"The single shelters don't generally have a lot of access to family programs, but they have moms and dads with kids who are staying elsewhere," Hummer said. "They've been able to reunite families."
'It Means Everything'
That has meant the world to Tawni Koch.
Her relationship with her daughter suffered when she started doing heroin about three and a half years ago, she said.
She never lost custody of her little girl. But when she started to feel the drug's grip take hold, she asked her daughter's father if the girl could live primarily with him.
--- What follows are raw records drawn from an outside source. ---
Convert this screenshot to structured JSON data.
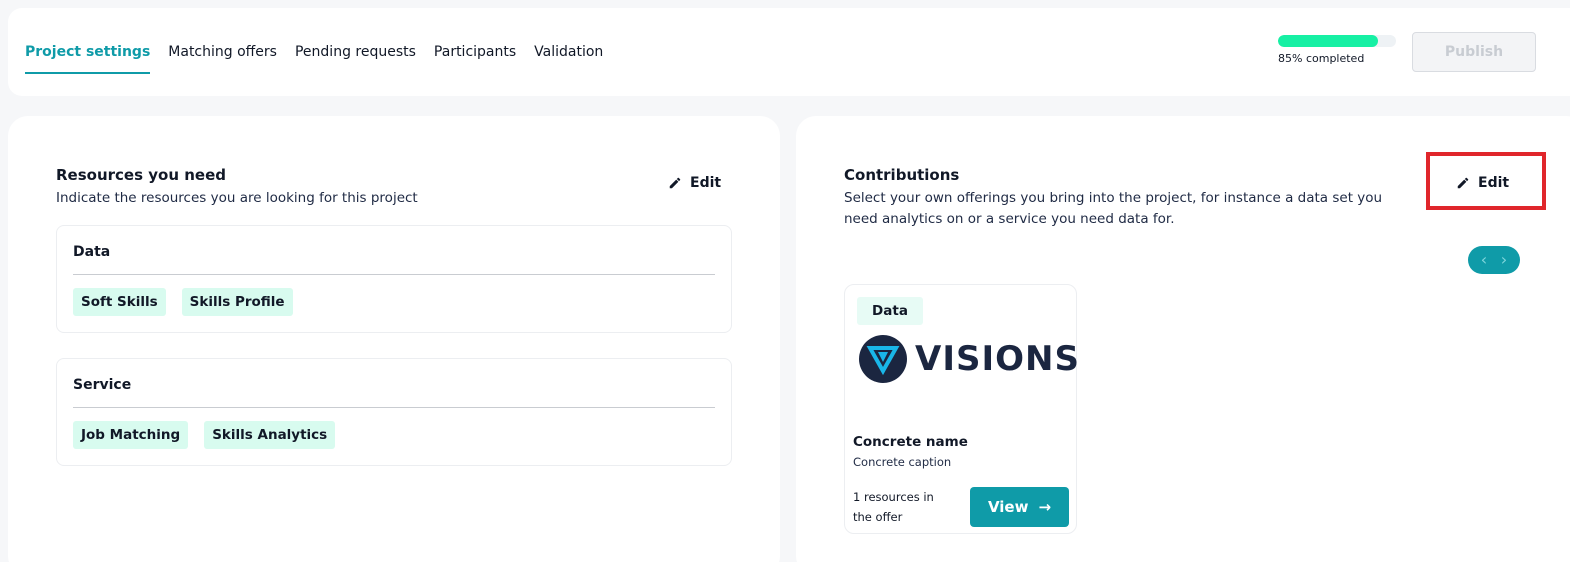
{
  "tabs": [
    {
      "label": "Project settings",
      "active": true
    },
    {
      "label": "Matching offers",
      "active": false
    },
    {
      "label": "Pending requests",
      "active": false
    },
    {
      "label": "Participants",
      "active": false
    },
    {
      "label": "Validation",
      "active": false
    }
  ],
  "progress": {
    "percent": 85,
    "label": "85% completed"
  },
  "publish_label": "Publish",
  "resources": {
    "title": "Resources you need",
    "subtitle": "Indicate the resources you are looking for this project",
    "edit_label": "Edit",
    "groups": [
      {
        "title": "Data",
        "items": [
          "Soft Skills",
          "Skills Profile"
        ]
      },
      {
        "title": "Service",
        "items": [
          "Job Matching",
          "Skills Analytics"
        ]
      }
    ]
  },
  "contributions": {
    "title": "Contributions",
    "subtitle": "Select your own offerings you bring into the project, for instance a data set you need analytics on or a service you need data for.",
    "edit_label": "Edit",
    "carousel": {
      "prev": "‹",
      "next": "›"
    },
    "offer": {
      "badge": "Data",
      "logo_text": "VISIONS",
      "name": "Concrete name",
      "caption": "Concrete caption",
      "count": "1 resources in the offer",
      "view_label": "View",
      "view_icon": "→"
    }
  },
  "colors": {
    "accent": "#0f9ba8",
    "progress": "#16f0a4",
    "chip": "#d8fbef",
    "highlight": "#e0262b"
  }
}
Koch's mother started taking the girl during Koch's weekends.
Before long, Koch was moving around, staying in cheap motels or with friends or in vacant buildings in between stints in rehab.
"What took me to homelessness was myself," she said.
She slept under a bridge near U.S. Bank Arena for about six months — through the coldest months of winter — before she finally decided she was finished with that life.
She spent a week at her mom's house detoxing from heroin and then went to meet with Lockhart to try to get a place to stay.
"I was sick of disappointing myself," she said. "My daughter is my main motivation for wanting to get clean for myself. I'm sick of disappointing her, of not having anywhere that she can spend time with me."
Koch never lost touch with her daughter completely. While Koch was homeless, she would meet her daughter at parks or restaurants. Or the girl's father or Koch's mother would pick Koch up at a bus stop for a visit.
But now that Koch is clean and has her own place, all that has changed.
The apartment has a separate bedroom and bathroom for Koch's daughter. Koch has an air mattress for her and a dresser with teddy bears on top.
The little girl first visited the week Koch was moving in.
"She said, 'See! I told Mawmaw that Mommy would get her house one day,'" Koch said. "It's most exciting to have my daughter be proud of me for something. It's been a while since she's been able to."
Now Koch hopes to go to back to college and get a degree that will help her get a career. She started college right after high school but dropped out soon after she had her daughter.
Her new apartment is the foundation for all of it.
"It means stability. It means everything," Koch said. "It's not the place that means everything — it's what comes with it"
It's the place where Koch can build upon her relationship with her daughter and rebuild her life.
Helping people do that — as quickly and efficiently as possible — is what coordinated entry is all about.
For more information about Strategies to End Homelessness, click here .
Lucy May writes about the people, places and issues that define our region – to celebrate what makes the Tri-State great and also shine a spotlight on issues we need to address. Childhood poverty is an important focus for her and for WCPO.